They got to the garden stage with no serious difficulties – someone measured them for costumes twice, and someone else pinned down one of the Livs – ‘Via – and gave her an interesting make-up job that made her look like a supermodel. A starving supermodel.
“All right.” Abby took a breath. “We’re going to assume that this whole backstage thing is sort of what it looks like and sort of not. I.e., it’s part of the Mall and it leads to other malls. Like this.” She gestured at the door. “Because any other assumption is going to make me go stark, raving mad.” Like the thought that this was all some really fucked up show and there was an exit somewhere. “Ready?”
She got three affirmative replies and — she thought she might do this every time now — still checked to be sure she had the three that she’d come in with. ‘Via still looked far too strange; even her smile seemed strained and wrong. Liv looked excited; Olly looked scared.

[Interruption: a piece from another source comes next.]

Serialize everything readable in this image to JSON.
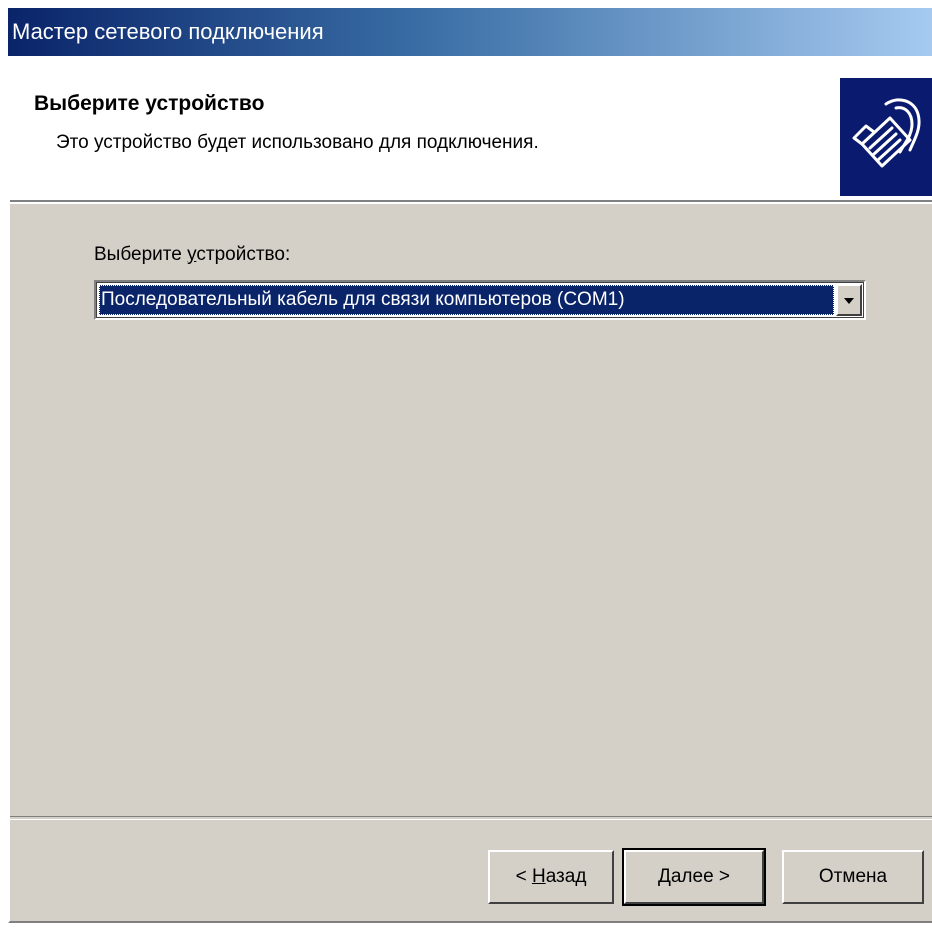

She opened the door and stepped in, making sure all three of them were with her again before she closed the door. They were standing in what looked like a hedge maze, a very elaborate and well-maintained one.
“All right….” She looked around slowly.
“Left hand rule.” Olly put her left hand flat about an inch from the privet hedge. “You keep your left hand on the wall and go forward. We’re looking for things that might be stores, right?”
“Right.” She steeled herself. Olly was in charge for this part. Okay. She could do that. “Left-hand rule sounds good.”
The hedge was twice as tall as they were and the turns were never that long, so you couldn’t get a good feel for how big the maze was. It took seven turns before they found the first store — seven turns, two statues, one of which looked terrified and made them all mutter about the White Witch and one of them which was pretty much pornographic and made them question the whole “Victorian Garden” theme, and two pit traps which were so blatantly obvious they had to be there just for show.
The maze then suddenly had a store on the left side, or, rather, a doorway set into the hedge very nicely with a very discrete sign above it indicating it was a 5-7-9. They peeked inside; the store, aside from having what Abby thought might be what they thought would be… available in a Victorian 5-7-9 ?… in a front section, had normal stuff and a normalish clerk.
“So this… this is an active mall,” she murmured to her friends. “Or at least it looks that way. But I don’t see anyone –” A family came into sight going the other way, muttering about the lack of mall maps and not knowing where the food court was. “… I take it back.”
“A real mall,” Liv muttered. “With real people. Doesn’t it kinda make you want to run screaming for the entrance?”
“Kinda,” Abby admitted.
“Seriously,” ‘Via agreed. She, however, didn’t move away from the group. Neither did Liv — or Olly. “So.” ‘Via cleared her throat. “Bed, Bath, and Beyond?”
The stores seemed far too far apart for a mall, but they, after a few more turns, came upon first one grouping and then another. Abby was starting to be worried – she hadn’t seen a single non-store doorway – until she realized that there were tidy little gaps in the hedge that were hidden by some clever landscaping, potted plant placement, and statuary.
The people that wandered by seemed more or less normal – some in costume, like this was a Victorian version of a Renaissance Faire, but most of them just in street clothes. Abby felt both grubby, even though they were clean and showered and fed, and a sense of ache. This was the closest they’d come to home since they’d first started in the malls, wasn’t it?
“There we go!” Liv – no, Olly – grabbed her hand. “Here’s the Bed, Bath, and Beyond – oh, there, up there.” They’d come into a wider clearing in the maze, and from there they could see a central tower sticking out of the hedges. “Think that’s the security office?”
Abby’s heart sank. There was no going home, not out of this mall. They had a job to do, too.Want more?